* _YOUR TASK_: The records that follow must be reproduced in full, exactly as written.

Excerpts from an interface dataset
★ ★ ★ ★
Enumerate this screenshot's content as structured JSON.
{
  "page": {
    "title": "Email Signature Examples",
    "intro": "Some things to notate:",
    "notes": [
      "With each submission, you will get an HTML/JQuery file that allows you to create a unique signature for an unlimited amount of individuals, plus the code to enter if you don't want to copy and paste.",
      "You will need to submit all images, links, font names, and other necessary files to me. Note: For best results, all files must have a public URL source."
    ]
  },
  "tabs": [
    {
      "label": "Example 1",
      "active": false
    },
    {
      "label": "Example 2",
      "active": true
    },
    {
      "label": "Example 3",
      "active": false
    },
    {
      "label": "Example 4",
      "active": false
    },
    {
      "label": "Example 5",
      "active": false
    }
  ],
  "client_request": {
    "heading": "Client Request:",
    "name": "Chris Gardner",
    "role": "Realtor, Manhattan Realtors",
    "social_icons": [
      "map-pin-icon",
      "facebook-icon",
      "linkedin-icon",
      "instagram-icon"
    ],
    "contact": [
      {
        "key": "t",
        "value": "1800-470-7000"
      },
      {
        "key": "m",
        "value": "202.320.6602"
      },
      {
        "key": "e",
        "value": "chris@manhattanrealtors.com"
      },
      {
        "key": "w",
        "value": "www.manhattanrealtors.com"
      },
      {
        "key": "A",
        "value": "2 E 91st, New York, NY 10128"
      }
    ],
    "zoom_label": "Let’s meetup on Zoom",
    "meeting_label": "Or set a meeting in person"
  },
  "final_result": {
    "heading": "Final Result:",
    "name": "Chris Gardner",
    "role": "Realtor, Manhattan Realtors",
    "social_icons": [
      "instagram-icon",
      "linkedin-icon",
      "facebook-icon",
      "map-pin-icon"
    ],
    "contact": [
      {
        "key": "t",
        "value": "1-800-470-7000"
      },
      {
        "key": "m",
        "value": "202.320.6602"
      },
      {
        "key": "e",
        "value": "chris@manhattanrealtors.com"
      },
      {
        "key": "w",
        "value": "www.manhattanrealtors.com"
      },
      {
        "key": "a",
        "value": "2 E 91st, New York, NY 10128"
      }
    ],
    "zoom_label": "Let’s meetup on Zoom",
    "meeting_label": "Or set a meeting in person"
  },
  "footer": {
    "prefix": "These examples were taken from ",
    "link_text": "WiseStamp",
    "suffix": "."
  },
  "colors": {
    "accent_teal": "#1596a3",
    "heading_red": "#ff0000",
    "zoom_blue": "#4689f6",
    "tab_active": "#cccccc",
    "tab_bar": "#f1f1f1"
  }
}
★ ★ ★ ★
* _EXPECTED ANSWER_:
Enumerate this screenshot's content as structured JSON.
{
  "page": {
    "title": "Email Signature Examples",
    "intro": "Some things to notate:",
    "notes": [
      "With each submission, you will get an HTML/JQuery file that allows you to create a unique signature for an unlimited amount of individuals, plus the code to enter if you don't want to copy and paste.",
      "You will need to submit all images, links, font names, and other necessary files to me. Note: For best results, all files must have a public URL source."
    ]
  },
  "tabs": [
    {
      "label": "Example 1",
      "active": false
    },
    {
      "label": "Example 2",
      "active": true
    },
    {
      "label": "Example 3",
      "active": false
    },
    {
      "label": "Example 4",
      "active": false
    },
    {
      "label": "Example 5",
      "active": false
    }
  ],
  "client_request": {
    "heading": "Client Request:",
    "name": "Chris Gardner",
    "role": "Realtor, Manhattan Realtors",
    "social_icons": [
      "map-pin-icon",
      "facebook-icon",
      "linkedin-icon",
      "instagram-icon"
    ],
    "contact": [
      {
        "key": "t",
        "value": "1800-470-7000"
      },
      {
        "key": "m",
        "value": "202.320.6602"
      },
      {
        "key": "e",
        "value": "chris@manhattanrealtors.com"
      },
      {
        "key": "w",
        "value": "www.manhattanrealtors.com"
      },
      {
        "key": "A",
        "value": "2 E 91st, New York, NY 10128"
      }
    ],
    "zoom_label": "Let’s meetup on Zoom",
    "meeting_label": "Or set a meeting in person"
  },
  "final_result": {
    "heading": "Final Result:",
    "name": "Chris Gardner",
    "role": "Realtor, Manhattan Realtors",
    "social_icons": [
      "instagram-icon",
      "linkedin-icon",
      "facebook-icon",
      "map-pin-icon"
    ],
    "contact": [
      {
        "key": "t",
        "value": "1-800-470-7000"
      },
      {
        "key": "m",
        "value": "202.320.6602"
      },
      {
        "key": "e",
        "value": "chris@manhattanrealtors.com"
      },
      {
        "key": "w",
        "value": "www.manhattanrealtors.com"
      },
      {
        "key": "a",
        "value": "2 E 91st, New York, NY 10128"
      }
    ],
    "zoom_label": "Let’s meetup on Zoom",
    "meeting_label": "Or set a meeting in person"
  },
  "footer": {
    "prefix": "These examples were taken from ",
    "link_text": "WiseStamp",
    "suffix": "."
  },
  "colors": {
    "accent_teal": "#1596a3",
    "heading_red": "#ff0000",
    "zoom_blue": "#4689f6",
    "tab_active": "#cccccc",
    "tab_bar": "#f1f1f1"
  }
}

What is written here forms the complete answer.